Long-time local historian and prolific writer Eris Parker has been made a life member of the Cambridge Historical Society (CHS) – and not a moment too soon, most locals would agree.
The honour, awarded at the Society’s late November AGM, makes Eris the 10th recipient of life membership in the Society’s 62-year history. The relatively rare award has been a long time coming for the smiling grandmother described warmly by Society chairman Grant Middlemiss as a “self-confessed rottweiler”.
Few people in Cambridge wouldn’t know of Eris. She spent four years volunteering at the Cambridge Museum in the 1980s before becoming its curator for a further 21 years. Throughout those decades and beyond, Eris established herself as the ‘go-to person’ for matters historical in the region, applying a dogged research style into bringing to light stories about the people with ties to Cambridge – military, commercial or otherwise.
Yet even with all her intuitive ‘nose’ for the hidden, it seems Eris didn’t know the award was coming.

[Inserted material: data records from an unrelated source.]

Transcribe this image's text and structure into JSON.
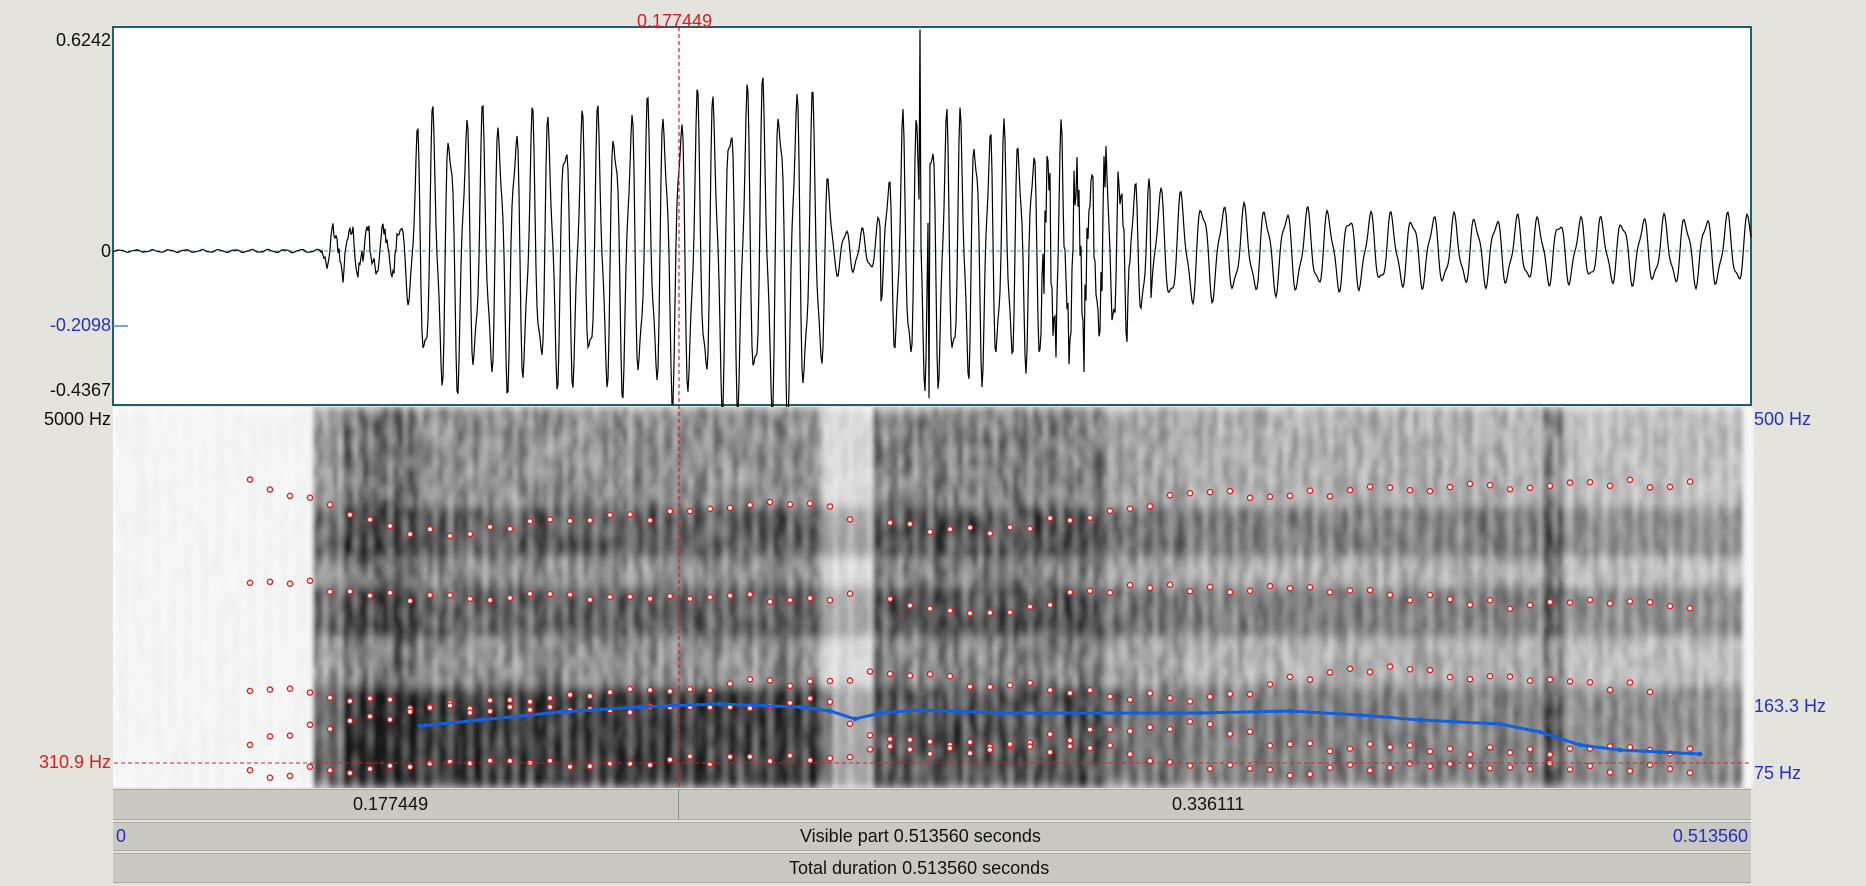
{
  "cursor": {
    "time_label": "0.177449",
    "time": 0.177449
  },
  "waveform": {
    "y_max_label": "0.6242",
    "y_zero_label": "0",
    "y_cursor_label": "-0.2098",
    "y_min_label": "-0.4367",
    "y_max": 0.6242,
    "y_min": -0.4367,
    "y_cursor": -0.2098
  },
  "spectrogram": {
    "freq_max_label": "5000 Hz",
    "freq_cursor_label": "310.9 Hz",
    "pitch_max_label": "500 Hz",
    "pitch_current_label": "163.3 Hz",
    "pitch_min_label": "75 Hz",
    "freq_max": 5000,
    "freq_cursor": 310.9,
    "pitch_max": 500,
    "pitch_min": 75,
    "pitch_current": 163.3
  },
  "selection_bar": {
    "left_label": "0.177449",
    "right_label": "0.336111"
  },
  "visible_bar": {
    "start_label": "0",
    "center_label": "Visible part 0.513560 seconds",
    "end_label": "0.513560"
  },
  "total_bar": {
    "label": "Total duration 0.513560 seconds"
  },
  "colors": {
    "waveform": "#000000",
    "pitch_curve": "#1060e0",
    "formant_dots": "#e02020",
    "cursor": "#d42020",
    "frame": "#1d5f6c"
  },
  "duration": 0.51356
}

“I did get the AGM agenda and noted their intention to award life membership to someone. It didn’t say who, and I must admit that I did wonder at first who it could be going to,” she laughed.
There are suggestions that earlier awards from elsewhere have been on offer, but Eris hasn’t wanted a bar of it. This one is different … it smacks of recognition by like-minded people, and she is both delighted and honoured.

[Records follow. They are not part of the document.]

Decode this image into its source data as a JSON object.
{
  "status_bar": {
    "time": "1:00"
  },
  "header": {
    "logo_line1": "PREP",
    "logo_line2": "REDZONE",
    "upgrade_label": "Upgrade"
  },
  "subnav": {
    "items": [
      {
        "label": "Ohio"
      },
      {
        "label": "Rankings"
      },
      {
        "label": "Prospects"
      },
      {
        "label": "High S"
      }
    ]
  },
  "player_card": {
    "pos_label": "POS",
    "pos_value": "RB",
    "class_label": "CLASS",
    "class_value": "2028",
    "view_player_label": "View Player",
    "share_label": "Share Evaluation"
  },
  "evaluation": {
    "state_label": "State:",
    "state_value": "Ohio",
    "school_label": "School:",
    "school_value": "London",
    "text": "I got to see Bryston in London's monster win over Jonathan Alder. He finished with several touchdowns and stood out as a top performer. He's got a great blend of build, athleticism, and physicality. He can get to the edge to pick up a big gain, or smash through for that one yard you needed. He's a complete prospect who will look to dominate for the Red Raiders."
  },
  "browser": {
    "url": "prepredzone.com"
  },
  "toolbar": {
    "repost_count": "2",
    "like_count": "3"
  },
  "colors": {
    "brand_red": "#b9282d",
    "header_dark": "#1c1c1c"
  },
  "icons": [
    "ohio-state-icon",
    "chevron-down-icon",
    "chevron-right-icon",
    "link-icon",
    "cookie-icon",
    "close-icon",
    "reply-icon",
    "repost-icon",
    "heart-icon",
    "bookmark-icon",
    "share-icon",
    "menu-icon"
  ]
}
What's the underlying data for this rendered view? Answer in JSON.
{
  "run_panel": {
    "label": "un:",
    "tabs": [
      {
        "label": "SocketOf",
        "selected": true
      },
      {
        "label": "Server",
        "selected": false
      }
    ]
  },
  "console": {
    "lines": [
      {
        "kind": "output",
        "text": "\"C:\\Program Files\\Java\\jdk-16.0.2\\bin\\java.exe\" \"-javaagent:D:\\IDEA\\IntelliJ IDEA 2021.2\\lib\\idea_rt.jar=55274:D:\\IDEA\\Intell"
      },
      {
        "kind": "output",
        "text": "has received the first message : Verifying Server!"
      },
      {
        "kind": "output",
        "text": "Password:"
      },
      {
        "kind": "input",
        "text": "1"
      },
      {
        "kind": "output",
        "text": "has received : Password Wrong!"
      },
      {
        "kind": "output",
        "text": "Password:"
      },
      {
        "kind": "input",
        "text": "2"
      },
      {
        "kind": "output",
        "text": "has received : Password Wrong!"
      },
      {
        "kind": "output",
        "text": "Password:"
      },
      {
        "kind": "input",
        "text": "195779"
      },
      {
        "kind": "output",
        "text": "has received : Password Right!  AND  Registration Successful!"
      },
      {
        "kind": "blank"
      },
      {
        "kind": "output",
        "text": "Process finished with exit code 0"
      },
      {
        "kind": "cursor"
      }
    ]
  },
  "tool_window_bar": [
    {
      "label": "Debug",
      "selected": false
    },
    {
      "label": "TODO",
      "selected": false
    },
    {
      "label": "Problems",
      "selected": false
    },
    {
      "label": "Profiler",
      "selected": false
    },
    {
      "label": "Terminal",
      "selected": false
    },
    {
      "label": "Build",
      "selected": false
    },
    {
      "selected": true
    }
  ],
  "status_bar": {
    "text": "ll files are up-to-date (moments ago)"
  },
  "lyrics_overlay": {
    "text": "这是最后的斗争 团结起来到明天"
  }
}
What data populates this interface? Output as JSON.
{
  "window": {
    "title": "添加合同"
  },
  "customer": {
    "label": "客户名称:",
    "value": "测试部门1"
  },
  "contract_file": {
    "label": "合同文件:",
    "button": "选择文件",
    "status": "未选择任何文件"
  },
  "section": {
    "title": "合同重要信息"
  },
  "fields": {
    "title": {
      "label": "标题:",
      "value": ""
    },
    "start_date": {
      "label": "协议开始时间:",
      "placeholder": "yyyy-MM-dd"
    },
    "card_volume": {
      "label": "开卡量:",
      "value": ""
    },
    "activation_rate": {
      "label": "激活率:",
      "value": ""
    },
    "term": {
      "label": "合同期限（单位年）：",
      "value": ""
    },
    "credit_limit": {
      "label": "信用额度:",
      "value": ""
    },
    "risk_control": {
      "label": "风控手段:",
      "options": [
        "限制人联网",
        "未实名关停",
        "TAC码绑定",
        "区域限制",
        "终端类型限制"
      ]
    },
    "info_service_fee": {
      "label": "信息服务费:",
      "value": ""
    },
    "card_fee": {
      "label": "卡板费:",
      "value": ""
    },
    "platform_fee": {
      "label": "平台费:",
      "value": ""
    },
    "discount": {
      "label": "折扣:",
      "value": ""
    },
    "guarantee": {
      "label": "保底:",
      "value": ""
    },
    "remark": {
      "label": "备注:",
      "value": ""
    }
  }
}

“I am quite pleased to be up there with all those other fellows,” she said, adding with trademark self-deprecating humour that she read the small print carefully. “I wanted to make sure it was life membership, not a life sentence!”

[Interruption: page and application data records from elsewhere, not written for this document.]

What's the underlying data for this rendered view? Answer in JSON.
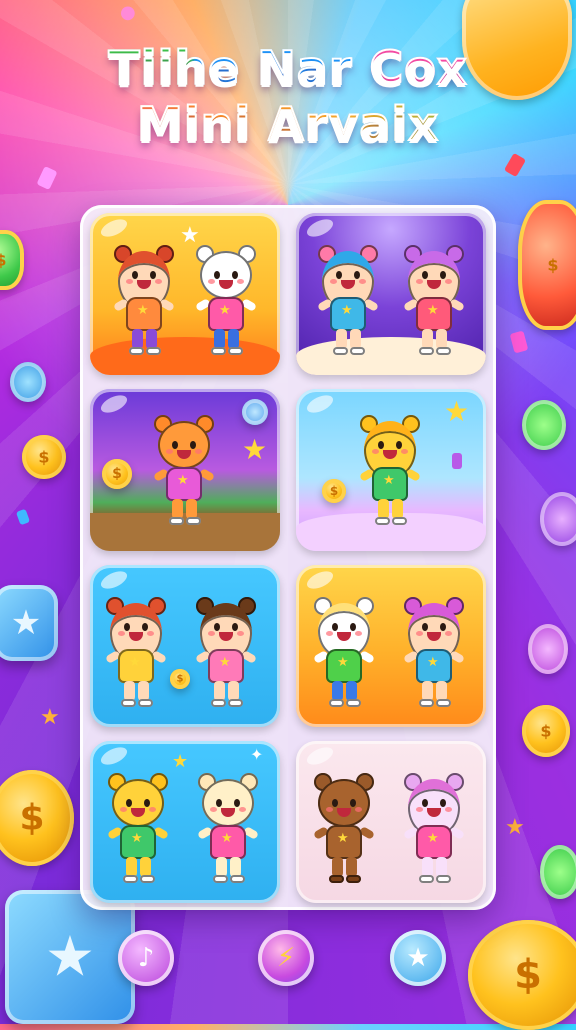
{
  "title": {
    "line1": "Tiihe Nar Cox",
    "line2": "Mini Arvaix"
  },
  "colors": {
    "title_green": "#3ec94a",
    "title_blue": "#1e9bff",
    "title_pink": "#ff4fa8",
    "title_orange": "#ff8a2a",
    "board_bg": "#f5f0fa",
    "coin_gold": "#ffc21e"
  },
  "cards": [
    {
      "theme": "sunny-orange",
      "characters": [
        "girl-redhair-icon",
        "bear-white-icon"
      ]
    },
    {
      "theme": "purple-stage",
      "characters": [
        "girl-bluehair-icon",
        "girl-pinkhair-icon"
      ]
    },
    {
      "theme": "disco-stage",
      "characters": [
        "bear-orange-icon"
      ]
    },
    {
      "theme": "sky-clouds",
      "characters": [
        "bear-yellow-icon"
      ]
    },
    {
      "theme": "aqua",
      "characters": [
        "girl-redhair-icon",
        "girl-brownhair-icon"
      ]
    },
    {
      "theme": "orange-glow",
      "characters": [
        "bear-white-icon",
        "girl-pinkhair-icon"
      ]
    },
    {
      "theme": "aqua-light",
      "characters": [
        "bear-yellow-icon",
        "bear-cream-icon"
      ]
    },
    {
      "theme": "pale-pink",
      "characters": [
        "bear-brown-icon",
        "bear-pink-icon"
      ]
    }
  ],
  "bottom_buttons": [
    "music-icon",
    "magic-wand-icon",
    "star-icon"
  ]
}
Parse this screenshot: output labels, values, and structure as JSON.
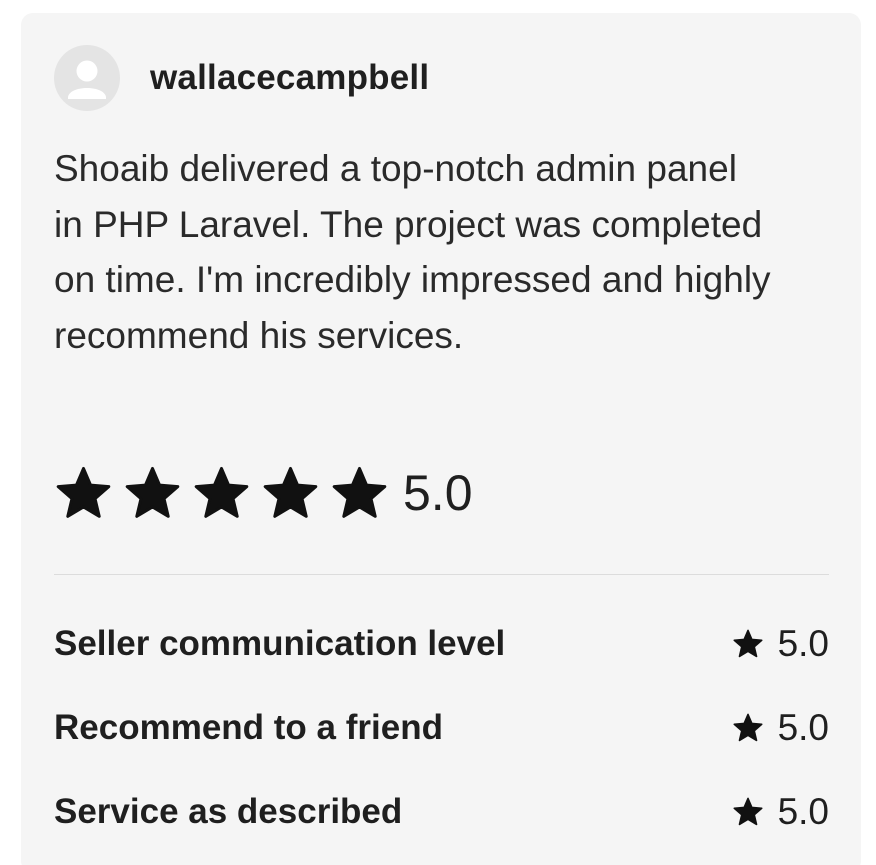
{
  "review": {
    "username": "wallacecampbell",
    "avatar_icon": "user-avatar-placeholder-icon",
    "text": "Shoaib delivered a top-notch admin panel in PHP Laravel. The project was completed on time. I'm incredibly impressed and highly recommend his services.",
    "rating": {
      "value": "5.0",
      "stars_filled": 5,
      "stars_total": 5,
      "star_icon": "star-icon",
      "star_color": "#111111"
    },
    "sub_ratings": [
      {
        "label": "Seller communication level",
        "value": "5.0"
      },
      {
        "label": "Recommend to a friend",
        "value": "5.0"
      },
      {
        "label": "Service as described",
        "value": "5.0"
      }
    ]
  },
  "colors": {
    "card_background": "#f5f5f5",
    "avatar_background": "#e4e4e4",
    "text": "#1f1f1f",
    "divider": "#dcdcdc"
  }
}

Eris’s segway into matters historical happened almost by chance, with a slight nudge from her mum. Born and bred in Cambridge to parents that hailed from Whangarei and Wellington, Eris was keen to research her own genealogy and thought she’d drop into the Cambridge Museum to see how small-town museums did such things. The idea was to get a feel for it, then snoop further afield.
The upshot was that she found herself ‘seduced and fascinated’ by the amount of material she needed to sift through, so much so that she offered to help with the indexing programme, and her years of volunteering at the museum began. In 1992, she went in full-time as the museum’s curator.
“We got our computer a year or so later … it was a good time to expand the collection beyond the Cambridge pioneers,” she said. Later, she also extended the museum’s opening hours.
In her down time, Eris researched and wrote somewhere between 30 and 40 books, brochures and other documents. Her first book focused on women’s suffrage, something she also made a video of later on. “I realised there were a lot of stories we were leaving out because women were largely ignored in the historical record.”
She also made 36 photo books with a focus on Cambridge people, and has done over 80 talks over the past 25 years to various local and regional groups and organisations. When she retired from the museum in 2013, then Waipa District Councillor Barbara Taranaki described Eris as “one of Cambridge’s real treasures”.
When presenting Eris with the Cambridge Historical Society life membership, Grant spoke of her having joined the Society almost 30 years earlier, later serving as a committee member, secretary and president.
“Eris can best be described as a history nut,” he said. “She thrives on research, her indexing and commitment to tracking down details on Cambridge people and topics is ‘legendary’. In fact, her output is so great that some believe she doesn’t sleep!”